China Star. It is expected to build another Gen 10.5 capacity in Wuhan. China Star is also building a two-phase Gen 11 fab in Shenzhen, which is said to be oriented toward both LCD and printable OLED displays. The fab is expected to enter production in Q2 2019 and a second Gen 11 fab is expected to be built alongside the one currently under construction. The fab is expected to have a total capacity of 45,000 sheets per month, built out in two phases with 15,000 per month for LCDs and 15,000 per month for OLEDs that will be expanded by another 15,000 per month in 2020. The company is also exploring the use of ink-jet printing to reduce the cost of large-size OLED displays.

Others. AU Optronics (AUO) will add capacity to its Gen 8.5 fab in Taichung to augment its ultra-large TV panel production capabilities. Huaxing Photoelectric Technology has already started a facility in Wuhan, Hubei, China. Tianma 

Micro-electronics has also converted its TFT-LCD plant in Wuhan into an OLED facility. Hehui Photoelectric, Visionox, and other companies have also built new units. Chinese start-ups have also started investing in OLED technology; for example, Royole did an investment of 300 billion Japanese Yen with the help of government support. Kateeva has doubled its manufacturing space to facilitate the production of its OLED ink-jet encapsulation tool and potentially to build out production of an ink-jet tool for OLED stack materials. Sharp will invest 

USD 570 million and build OLED pilot lines at its plants in Osaka and in the Mie Prefecture. The pilot lines will begin OLED production in the summer of 2018.


Almost all of the new OLED factories in China, South Korea, and Japan plan to produce flexible, plastic-based displays. Most of these new factories are adopting highly complicated, high-mask-count LTPS-TFT processes that require more high-resolution exposure lines and other supporting equipment. FPD equipment makers are scrambling to ramp-up capacity to meet customer demand and take advantage of the best sales opportunity ever. OLEDs represent a new generation in display technology.
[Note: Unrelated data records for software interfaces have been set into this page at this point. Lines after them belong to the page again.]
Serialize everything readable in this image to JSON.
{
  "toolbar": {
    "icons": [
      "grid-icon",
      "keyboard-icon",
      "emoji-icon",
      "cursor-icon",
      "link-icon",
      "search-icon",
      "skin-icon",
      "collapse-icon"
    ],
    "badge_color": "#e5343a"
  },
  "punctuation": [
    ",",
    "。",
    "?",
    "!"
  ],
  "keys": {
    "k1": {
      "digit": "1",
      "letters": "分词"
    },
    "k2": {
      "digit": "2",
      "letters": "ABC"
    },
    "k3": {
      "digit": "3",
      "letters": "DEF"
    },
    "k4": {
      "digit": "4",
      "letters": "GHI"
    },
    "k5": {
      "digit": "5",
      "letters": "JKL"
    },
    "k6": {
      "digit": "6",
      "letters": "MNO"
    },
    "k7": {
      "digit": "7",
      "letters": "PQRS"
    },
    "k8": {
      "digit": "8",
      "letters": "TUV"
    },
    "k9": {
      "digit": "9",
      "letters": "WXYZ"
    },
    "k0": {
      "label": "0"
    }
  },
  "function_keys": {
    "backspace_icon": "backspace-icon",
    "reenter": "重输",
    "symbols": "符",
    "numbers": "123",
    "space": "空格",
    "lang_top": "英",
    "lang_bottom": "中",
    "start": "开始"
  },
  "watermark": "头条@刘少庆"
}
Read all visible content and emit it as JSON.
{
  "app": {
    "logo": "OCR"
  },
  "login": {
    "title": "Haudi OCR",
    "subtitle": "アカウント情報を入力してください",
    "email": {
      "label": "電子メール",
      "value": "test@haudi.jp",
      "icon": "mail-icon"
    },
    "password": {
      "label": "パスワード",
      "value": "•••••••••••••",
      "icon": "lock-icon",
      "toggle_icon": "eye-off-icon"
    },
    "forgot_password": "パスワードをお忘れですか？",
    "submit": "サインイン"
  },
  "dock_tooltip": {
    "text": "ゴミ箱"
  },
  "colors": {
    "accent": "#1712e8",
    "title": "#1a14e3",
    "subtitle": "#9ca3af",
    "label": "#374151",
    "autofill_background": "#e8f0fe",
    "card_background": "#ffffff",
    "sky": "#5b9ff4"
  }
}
They will expand quickly as OLED has emerged as the driving force of next-generation display that will succeed LCD.

Kim Sang Don

“The specific size and timing of the investment is under review, but investing more than 70 percent of our CapEx in OLED remains unchanged. Since OLED investment costs are high, we will deeply examine the confidence of our customers and the certainty of market demand, and will invest in a conservative position. OLED lighting capacity will be 15,000 sheets per month in the second half of 2017, and flexible OLED will begin to be mass produced in Gumi E5 at the end of Q2 2017. The reaction to OLED wallpaper TV and Crystal Sound OLED, released at CES 2017 in January this year, is better than expected. We had OLED TV shipments of 300,000 units in Q1 and expect 500,000 units in each quarter of the second half of this year.”

Kim Sang Don
LG Display